- Chen SX, Yu FM. Syndrome differentiation and treatment of post-stroke fatigue. J Pract Tradit Chin Int Med. 2008;22:17–9.Google Scholar
- World Health Organisation. Disability Assessment Scales - 12 item. http://www.who.int/classifications/icf/WHODAS2.0_12itemsSELF.pdf. http://www.who.int/classifications/icf/whodasii/en/. http://apps.who.int/iris/bitstream/10665/43974/1/9789241547598_eng.pdf?ua=1&ua=1. Accessed 1 Mar 2018.
- EuroQol. https://euroqol.org/eq-5d-instruments/eq-5d-5l-about/. Accessed 1 Mar 2018.
- Lee CF, Ng R, Luo N, Wong NS, Yap YS, Lo SK, et al. The English and Chinese versions of the five-level EuroQoL Group’s five-dimension questionnaire (EQ-5D) were valid and reliable and provided comparable scores in Asian breast cancer patients. Support Care Cancer. 2013;21:201–9.View ArticlePubMedGoogle Scholar
- Bertrand AM, Fournier K, Brasey MGW, Kaiser ML, Frischknecht R, Diserens K. Reliability of maximal grip strength measurements and grip strength recovery following stroke. J Hand Ther. 2015;28:356–63.View ArticlePubMedGoogle Scholar
- Wade DT, Wood VA, Heller A, Maggs J, Langton Hewer R. Walking after stroke: measurement and recovery over the first three months. Scand J Rehabil Med. 1987;19:25–30.PubMedGoogle Scholar
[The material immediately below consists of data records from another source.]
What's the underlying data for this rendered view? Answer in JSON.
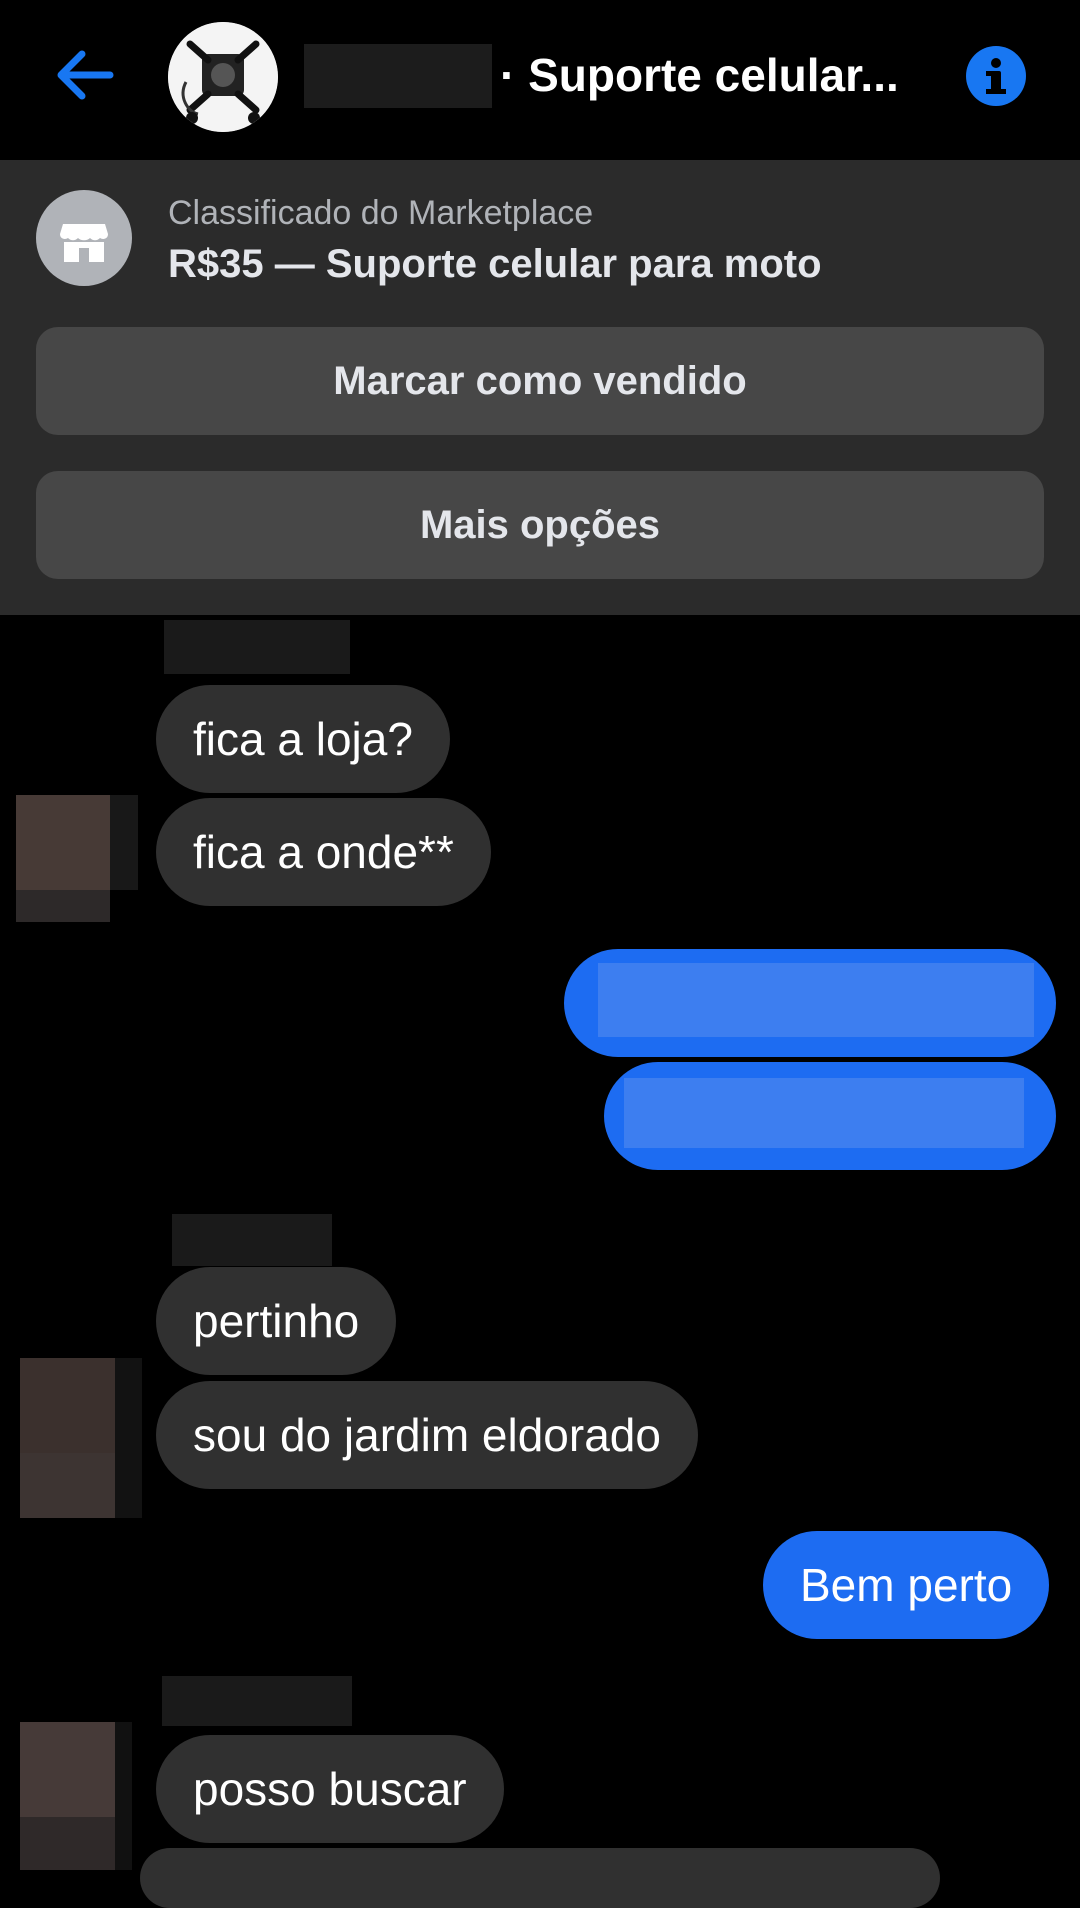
{
  "header": {
    "back_icon": "arrow-left-icon",
    "title": "· Suporte celular...",
    "info_icon": "info-icon",
    "accent": "#1877f2"
  },
  "marketplace": {
    "icon": "storefront-icon",
    "label": "Classificado do Marketplace",
    "item": "R$35 — Suporte celular para moto",
    "mark_sold": "Marcar como vendido",
    "more_options": "Mais opções"
  },
  "messages": [
    {
      "from": "other",
      "text": "fica a loja?"
    },
    {
      "from": "other",
      "text": "fica a onde**"
    },
    {
      "from": "me",
      "text": ""
    },
    {
      "from": "me",
      "text": ""
    },
    {
      "from": "other",
      "text": "pertinho"
    },
    {
      "from": "other",
      "text": "sou do jardim eldorado"
    },
    {
      "from": "me",
      "text": "Bem perto"
    },
    {
      "from": "other",
      "text": "posso buscar"
    }
  ],
  "colors": {
    "incoming_bubble": "#303030",
    "outgoing_bubble": "#1d6cf2",
    "panel": "#2b2b2b",
    "panel_button": "#474747"
  }
}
- Esser P, Dawes H, Collett J, Feltham MG, Howells K. Assessment of spatio-temporal gait parameters using inertial measurement units in neurological populations. Gait Posture. 2011;34:558–60.View ArticlePubMedGoogle Scholar